[PROBLEM TO SOLVE]
Without including any images, reproduce each entry exactly.

[EXCERPTED RECORDS]
....

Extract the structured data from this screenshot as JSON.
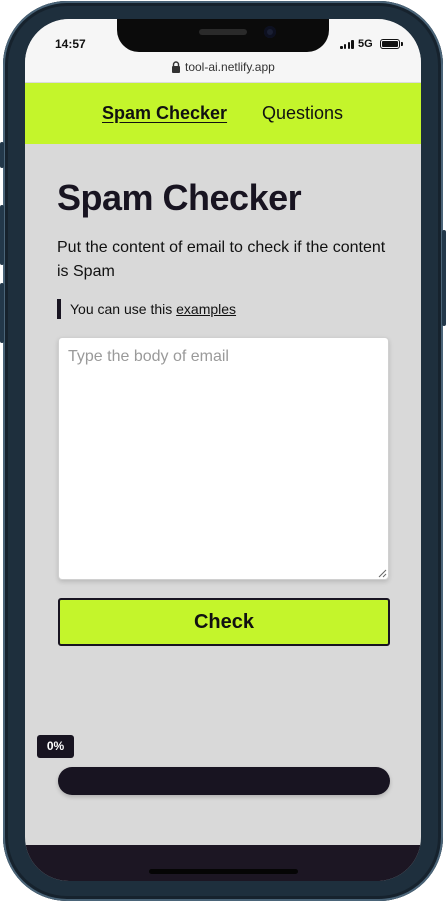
{
  "status_bar": {
    "time": "14:57",
    "network": "5G"
  },
  "browser": {
    "url": "tool-ai.netlify.app"
  },
  "nav": {
    "items": [
      {
        "label": "Spam Checker"
      },
      {
        "label": "Questions"
      }
    ]
  },
  "main": {
    "title": "Spam Checker",
    "intro": "Put the content of email to check if the content is Spam",
    "tip_prefix": "You can use this",
    "tip_link": "examples",
    "input_placeholder": "Type the body of email",
    "input_value": "",
    "check_label": "Check"
  },
  "progress": {
    "label": "0%",
    "value": 0
  },
  "colors": {
    "accent": "#c4f52b",
    "dark": "#181421",
    "background": "#d9d9d9"
  }
}
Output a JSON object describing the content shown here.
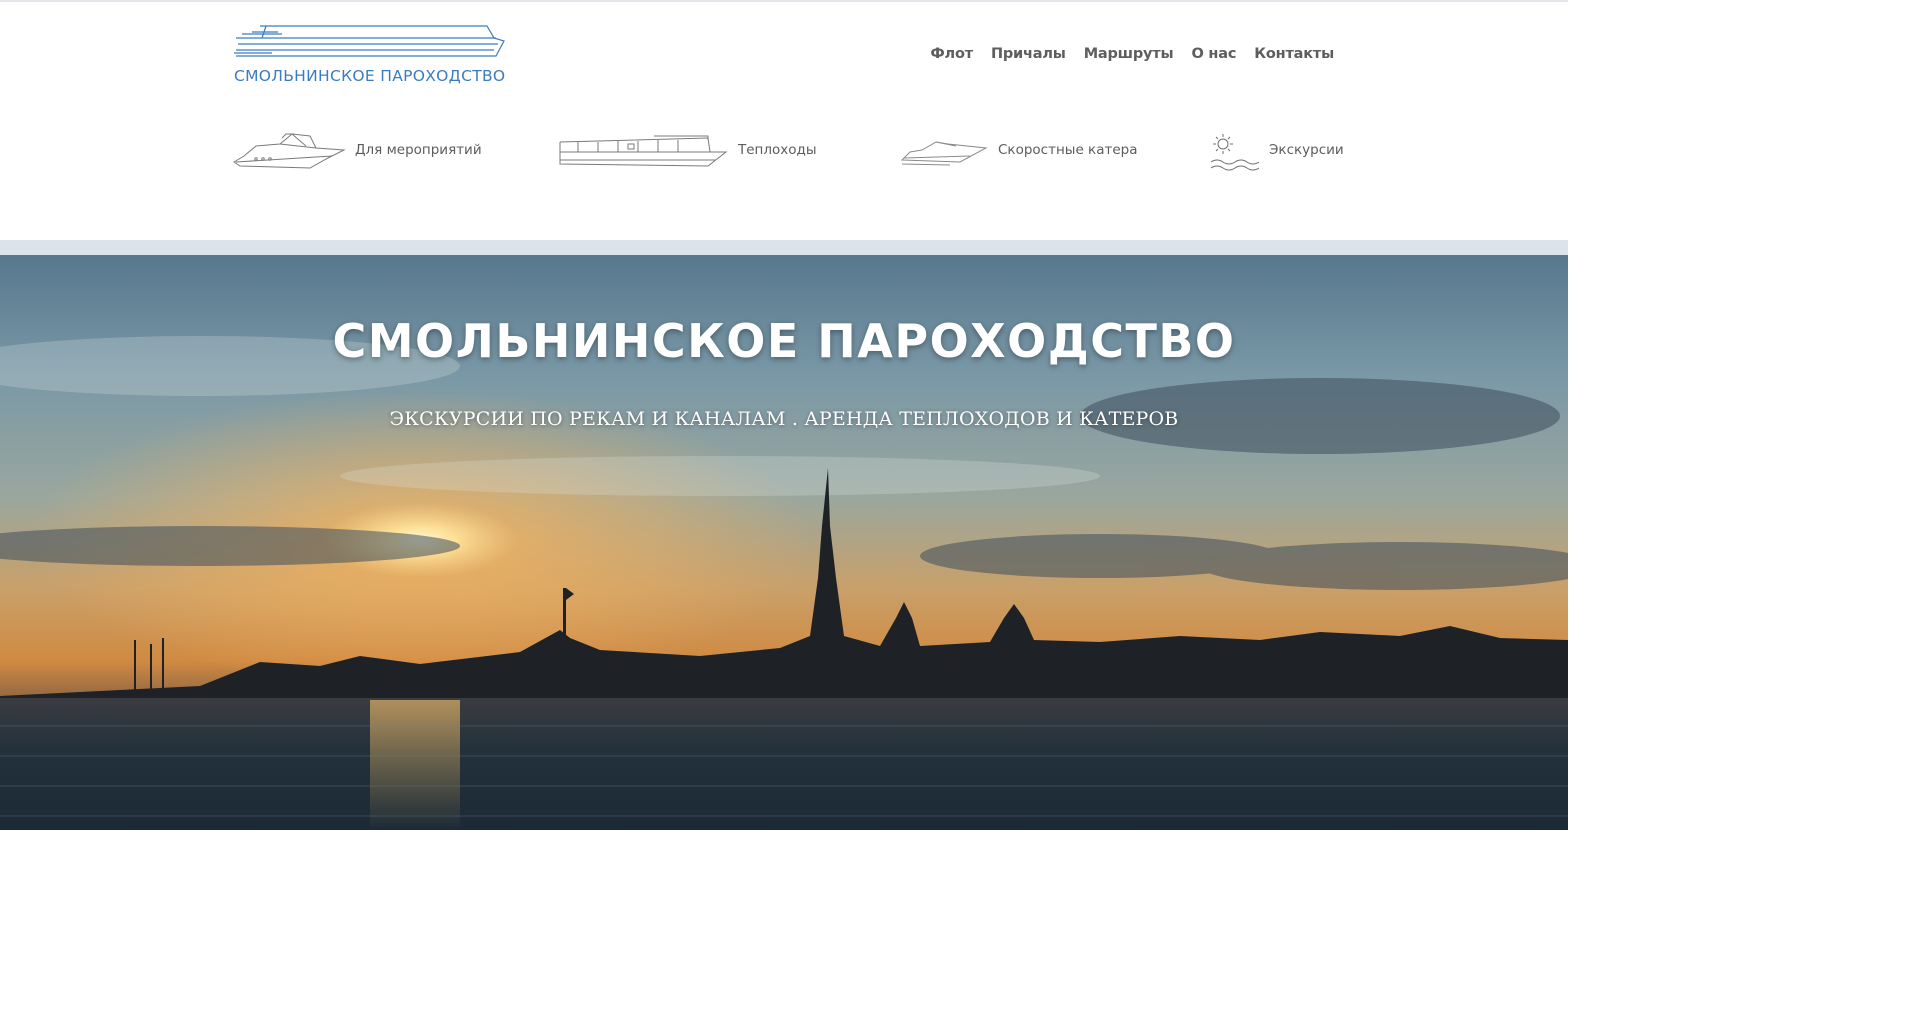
{
  "brand": {
    "name": "СМОЛЬНИНСКОЕ ПАРОХОДСТВО",
    "logo_icon": "ship-logo-icon",
    "color": "#3a7cc2"
  },
  "nav": {
    "items": [
      {
        "label": "Флот"
      },
      {
        "label": "Причалы"
      },
      {
        "label": "Маршруты"
      },
      {
        "label": "О нас"
      },
      {
        "label": "Контакты"
      }
    ]
  },
  "categories": [
    {
      "label": "Для мероприятий",
      "icon": "yacht-icon"
    },
    {
      "label": "Теплоходы",
      "icon": "riverboat-icon"
    },
    {
      "label": "Скоростные катера",
      "icon": "speedboat-icon"
    },
    {
      "label": "Экскурсии",
      "icon": "sun-waves-icon"
    }
  ],
  "hero": {
    "title": "СМОЛЬНИНСКОЕ ПАРОХОДСТВО",
    "subtitle": "ЭКСКУРСИИ ПО РЕКАМ И КАНАЛАМ . АРЕНДА ТЕПЛОХОДОВ И КАТЕРОВ",
    "image": "sunset-river-cityscape"
  },
  "colors": {
    "nav_text": "#5e5e5e",
    "category_text": "#5c5c5c",
    "hero_text": "#ffffff"
  }
}
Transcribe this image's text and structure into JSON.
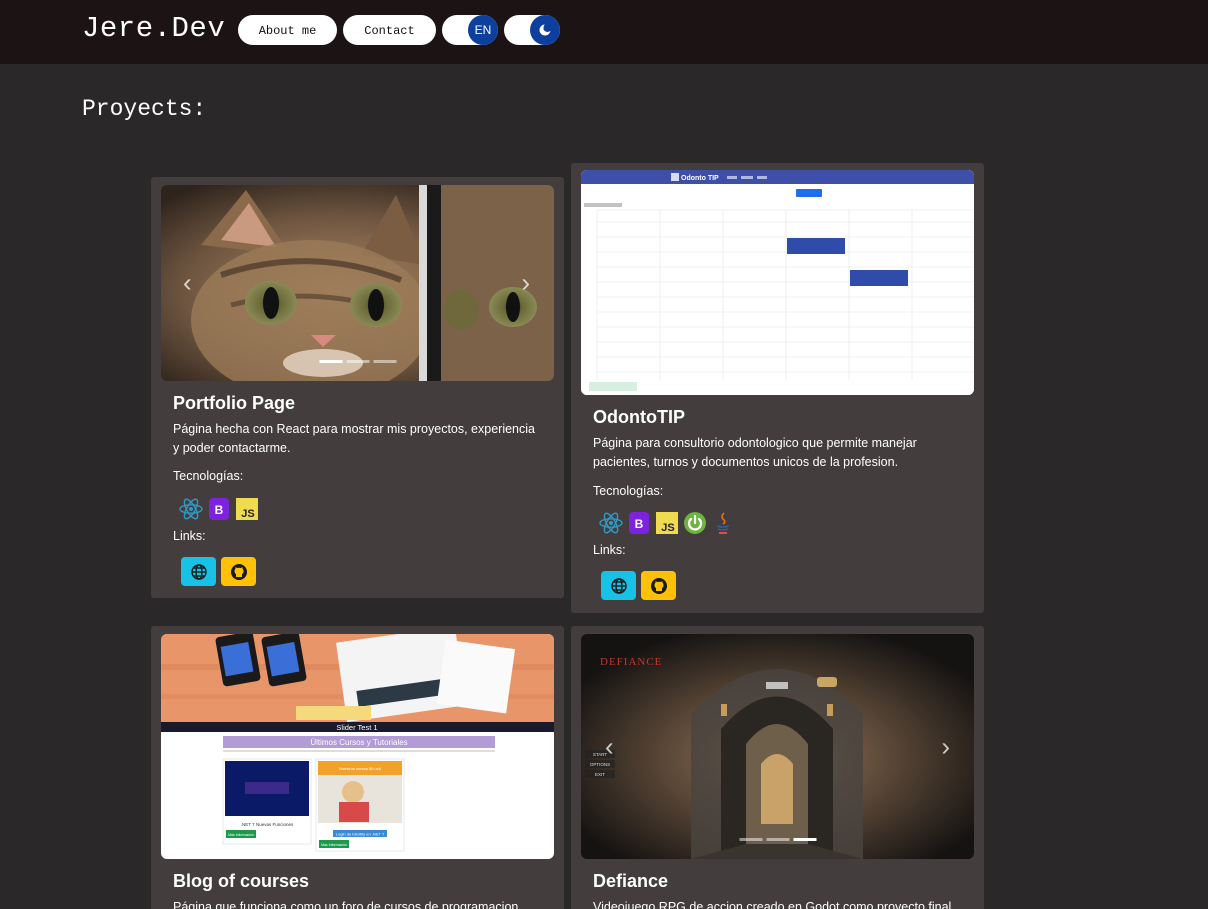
{
  "nav": {
    "brand": "Jere.Dev",
    "about": "About me",
    "contact": "Contact",
    "lang": "EN"
  },
  "section_title": "Proyects:",
  "labels": {
    "tech": "Tecnologías:",
    "links": "Links:"
  },
  "projects": [
    {
      "title": "Portfolio Page",
      "desc": "Página hecha con React para mostrar mis proyectos, experiencia y poder contactarme.",
      "tech": [
        "react-icon",
        "bootstrap-icon",
        "javascript-icon"
      ]
    },
    {
      "title": "OdontoTIP",
      "desc": "Página para consultorio odontologico que permite manejar pacientes, turnos y documentos unicos de la profesion.",
      "tech": [
        "react-icon",
        "bootstrap-icon",
        "javascript-icon",
        "spring-icon",
        "java-icon"
      ],
      "screenshot_header": "Odonto TIP"
    },
    {
      "title": "Blog of courses",
      "desc": "Página que funciona como un foro de cursos de programacion",
      "screenshot": {
        "slider": "Slider Test 1",
        "heading": "Últimos Cursos y Tutoriales",
        "course1": ".NET 7 Nuevas Funciones",
        "course2": "Login de Identity en .NET 7",
        "more": "Más Información",
        "banner": "Nuestros cursos $9 usd"
      }
    },
    {
      "title": "Defiance",
      "desc": "Videojuego RPG de accion creado en Godot como proyecto final",
      "screenshot": {
        "logo": "DEFIANCE",
        "menu": [
          "START",
          "OPTIONS",
          "EXIT"
        ]
      }
    }
  ],
  "colors": {
    "background": "#2a2828",
    "navbar": "#1c1414",
    "card": "#433d3d",
    "toggle_knob": "#0d3f9e",
    "web_button": "#17c2e6",
    "github_button": "#ffc107"
  }
}
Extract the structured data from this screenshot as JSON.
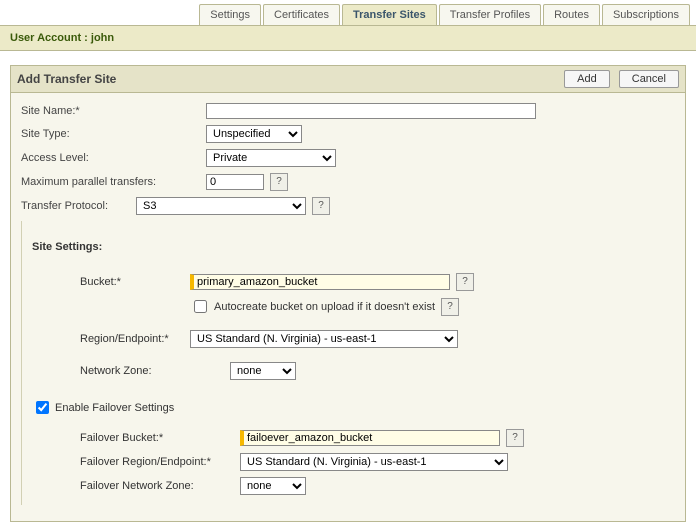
{
  "tabs": {
    "settings": "Settings",
    "certificates": "Certificates",
    "transfer_sites": "Transfer Sites",
    "transfer_profiles": "Transfer Profiles",
    "routes": "Routes",
    "subscriptions": "Subscriptions"
  },
  "user_account_label": "User Account : john",
  "panel": {
    "title": "Add Transfer Site",
    "add_btn": "Add",
    "cancel_btn": "Cancel"
  },
  "form": {
    "site_name_label": "Site Name:*",
    "site_name_value": "",
    "site_type_label": "Site Type:",
    "site_type_value": "Unspecified",
    "access_level_label": "Access Level:",
    "access_level_value": "Private",
    "max_parallel_label": "Maximum parallel transfers:",
    "max_parallel_value": "0",
    "transfer_protocol_label": "Transfer Protocol:",
    "transfer_protocol_value": "S3",
    "help": "?"
  },
  "site_settings": {
    "heading": "Site Settings:",
    "bucket_label": "Bucket:*",
    "bucket_value": "primary_amazon_bucket",
    "autocreate_label": "Autocreate bucket on upload if it doesn't exist",
    "region_label": "Region/Endpoint:*",
    "region_value": "US Standard (N. Virginia) - us-east-1",
    "zone_label": "Network Zone:",
    "zone_value": "none",
    "enable_failover_label": "Enable Failover Settings",
    "failover_bucket_label": "Failover Bucket:*",
    "failover_bucket_value": "failoever_amazon_bucket",
    "failover_region_label": "Failover Region/Endpoint:*",
    "failover_region_value": "US Standard (N. Virginia) - us-east-1",
    "failover_zone_label": "Failover Network Zone:",
    "failover_zone_value": "none"
  }
}
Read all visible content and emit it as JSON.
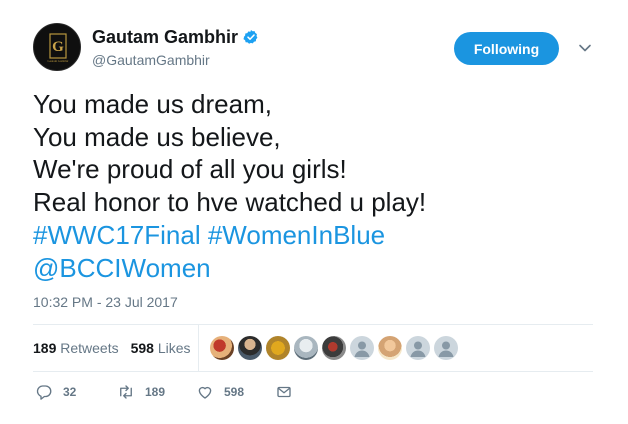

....

[ANSWER BOX]
Extract the structured data from this screenshot as JSON.
{
  "status_bar": {
    "time": "14:57",
    "network": "5G"
  },
  "browser": {
    "url": "tool-ai.netlify.app"
  },
  "nav": {
    "items": [
      {
        "label": "Spam Checker"
      },
      {
        "label": "Questions"
      }
    ]
  },
  "main": {
    "title": "Spam Checker",
    "intro": "Put the content of email to check if the content is Spam",
    "tip_prefix": "You can use this",
    "tip_link": "examples",
    "input_placeholder": "Type the body of email",
    "input_value": "",
    "check_label": "Check"
  },
  "progress": {
    "label": "0%",
    "value": 0
  },
  "colors": {
    "accent": "#c4f52b",
    "dark": "#181421",
    "background": "#d9d9d9"
  }
}
Output a JSON object describing the content shown here.
{
  "brand": {
    "name": "СМОЛЬНИНСКОЕ ПАРОХОДСТВО",
    "logo_icon": "ship-logo-icon",
    "color": "#3a7cc2"
  },
  "nav": {
    "items": [
      {
        "label": "Флот"
      },
      {
        "label": "Причалы"
      },
      {
        "label": "Маршруты"
      },
      {
        "label": "О нас"
      },
      {
        "label": "Контакты"
      }
    ]
  },
  "categories": [
    {
      "label": "Для мероприятий",
      "icon": "yacht-icon"
    },
    {
      "label": "Теплоходы",
      "icon": "riverboat-icon"
    },
    {
      "label": "Скоростные катера",
      "icon": "speedboat-icon"
    },
    {
      "label": "Экскурсии",
      "icon": "sun-waves-icon"
    }
  ],
  "hero": {
    "title": "СМОЛЬНИНСКОЕ ПАРОХОДСТВО",
    "subtitle": "ЭКСКУРСИИ ПО РЕКАМ И КАНАЛАМ . АРЕНДА ТЕПЛОХОДОВ И КАТЕРОВ",
    "image": "sunset-river-cityscape"
  },
  "colors": {
    "nav_text": "#5e5e5e",
    "category_text": "#5c5c5c",
    "hero_text": "#ffffff"
  }
}
Transcribe this image's text and structure into JSON.
{
  "nav": {
    "brand": "Jere.Dev",
    "about": "About me",
    "contact": "Contact",
    "lang": "EN"
  },
  "section_title": "Proyects:",
  "labels": {
    "tech": "Tecnologías:",
    "links": "Links:"
  },
  "projects": [
    {
      "title": "Portfolio Page",
      "desc": "Página hecha con React para mostrar mis proyectos, experiencia y poder contactarme.",
      "tech": [
        "react-icon",
        "bootstrap-icon",
        "javascript-icon"
      ]
    },
    {
      "title": "OdontoTIP",
      "desc": "Página para consultorio odontologico que permite manejar pacientes, turnos y documentos unicos de la profesion.",
      "tech": [
        "react-icon",
        "bootstrap-icon",
        "javascript-icon",
        "spring-icon",
        "java-icon"
      ],
      "screenshot_header": "Odonto TIP"
    },
    {
      "title": "Blog of courses",
      "desc": "Página que funciona como un foro de cursos de programacion",
      "screenshot": {
        "slider": "Slider Test 1",
        "heading": "Últimos Cursos y Tutoriales",
        "course1": ".NET 7 Nuevas Funciones",
        "course2": "Login de Identity en .NET 7",
        "more": "Más Información",
        "banner": "Nuestros cursos $9 usd"
      }
    },
    {
      "title": "Defiance",
      "desc": "Videojuego RPG de accion creado en Godot como proyecto final",
      "screenshot": {
        "logo": "DEFIANCE",
        "menu": [
          "START",
          "OPTIONS",
          "EXIT"
        ]
      }
    }
  ],
  "colors": {
    "background": "#2a2828",
    "navbar": "#1c1414",
    "card": "#433d3d",
    "toggle_knob": "#0d3f9e",
    "web_button": "#17c2e6",
    "github_button": "#ffc107"
  }
}
Extract the structured data from this screenshot as JSON.
{
  "tabs": {
    "settings": "Settings",
    "certificates": "Certificates",
    "transfer_sites": "Transfer Sites",
    "transfer_profiles": "Transfer Profiles",
    "routes": "Routes",
    "subscriptions": "Subscriptions"
  },
  "user_account_label": "User Account : john",
  "panel": {
    "title": "Add Transfer Site",
    "add_btn": "Add",
    "cancel_btn": "Cancel"
  },
  "form": {
    "site_name_label": "Site Name:*",
    "site_name_value": "",
    "site_type_label": "Site Type:",
    "site_type_value": "Unspecified",
    "access_level_label": "Access Level:",
    "access_level_value": "Private",
    "max_parallel_label": "Maximum parallel transfers:",
    "max_parallel_value": "0",
    "transfer_protocol_label": "Transfer Protocol:",
    "transfer_protocol_value": "S3",
    "help": "?"
  },
  "site_settings": {
    "heading": "Site Settings:",
    "bucket_label": "Bucket:*",
    "bucket_value": "primary_amazon_bucket",
    "autocreate_label": "Autocreate bucket on upload if it doesn't exist",
    "region_label": "Region/Endpoint:*",
    "region_value": "US Standard (N. Virginia) - us-east-1",
    "zone_label": "Network Zone:",
    "zone_value": "none",
    "enable_failover_label": "Enable Failover Settings",
    "failover_bucket_label": "Failover Bucket:*",
    "failover_bucket_value": "failoever_amazon_bucket",
    "failover_region_label": "Failover Region/Endpoint:*",
    "failover_region_value": "US Standard (N. Virginia) - us-east-1",
    "failover_zone_label": "Failover Network Zone:",
    "failover_zone_value": "none"
  }
}
Read all visible content and emit it as JSON.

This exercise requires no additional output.